The beer kicks off “The Laurentian Series,” paying homage to the Great Lakes

Standing on the shore of Lake Superior at night, lit only by the moon or maybe the northern lights, you get a sense of how big the lake is. Without being able to see it bleed into the horizon and understand its expanse visually, your only metric is the sound of waves crashing around you. On a windy night, it’s loud. The breeze and cacophony thrill—this is not where one goes to be lulled to sleep.

It’s an exhilarating feeling. You might feel inclined to bottle it.

Speciation Artisan Ales has done just that.

The brewery recently announced the release of its first-ever spontaneously brewed beer: “The Laurentian Series: Lake Superior.”

The sour golden ale was brewed using the risky process of spontaneous fermentation, which involves exposing the beer to wild, airborne yeast. It’s the first in a series of beers to be brewed on the shores of each Great Lake.

In early March 2017, Mitch and Whitney Ermatinger, co-founders of Speciation Artisan Ales, drove to Marquette, Michigan, with a mobile coolship in tow. They brewed the beer at Ore Dock Brewing Company, transferred the wort into the coolship’s stainless steel tanks and hauled it to the shores of Lake Superior to cool and collect yeast via lake breeze overnight.

“Then we closed it up and drove it back across the Mackinac Bridge back down to Speciation,” Whitney Ermatinger said.

After nearly a year of aging in oak barrels, the result is now bottled and slated for release.

The beer is intended to capture the unique terroir of Marquette and Lake Superior, deriving its flavor primarily from the unique cocktail of microbes collected from the air on that particular March night.

“We designed the beer to basically be a free, blank slate so that the yeast could express itself,” said Mitch Ermatinger. “But it did sit in oak barrels for a while, so there’s definitely some oak influence as well.”

The result offers aromas of hay, sweet dough and stone fruit, along with the oak character of the barrels.

Individuals from the limited run of 400 corked and caged bottles can be reserved via Eventbrite on Feb. 3 at noon. Bottles will sell for $32 each.

The Laurentian Series is a tribute to the Great Lakes. Everything from the beer to the packaging salutes the lakes’ surrounding culture and efforts for their protection.

The bottles will be adorned with a wood label made from locally sourced maple veneer, designed by Elizabeth VanStee. David McKie created the label artwork inspired by two Ojibwe myths: the Lake Superior Merman and the Lake Superior Water Panther, Misshepezhieu. A portion of the beer’s proceeds will be donated to the National Wildlife Federation in support of the organization’s work protecting the Great Lakes against the threat of the Line 5 oil pipeline.

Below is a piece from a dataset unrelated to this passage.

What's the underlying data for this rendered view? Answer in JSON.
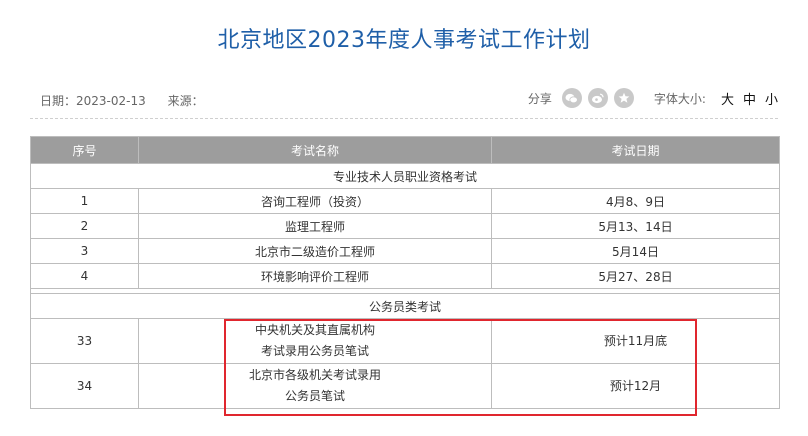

“The lakes are important to us, and we want to pay homage to them and our heritage and our culture,” Whitney Ermatinger said.

Each beer in The Laurentian Series will be spontaneously brewed, making them unreplicable snapshots of specific moments in specific places on the lakes’ shores. It’s a cost-intensive process that depends on many uncontrollable variables.

“This is the hardest and most labor-intensive and risky way of making beer,” Mitch Ermatinger said.

While the Ermatingers intend to brew on the shores of the remaining four Great Lakes this year, the success of those batches is far from guaranteed.

speciation“There will be many barrels that we’ll have to dump, just because they didn’t collect the right microbes that night,” said Mitch Ermatinger. “It’s just part of the risk, and also part of what makes the beer really unique.”

Nevertheless, the Ermatingers will give each lake a couple of tries, as needed. And they will continue to use the spontaneous brewing method for future releases.

“This is where we see our brand heading,” said Whitney Ermatinger.

“We’ve kind of been capped at extreme beer,” said Mitch Ermatinger, referencing IPAs with high IBUs and imperial stouts with high ABVs.

“This is what we see as being the next big thing in beer,” he said.

 

Photos: courtesy Speciation Artisan Ales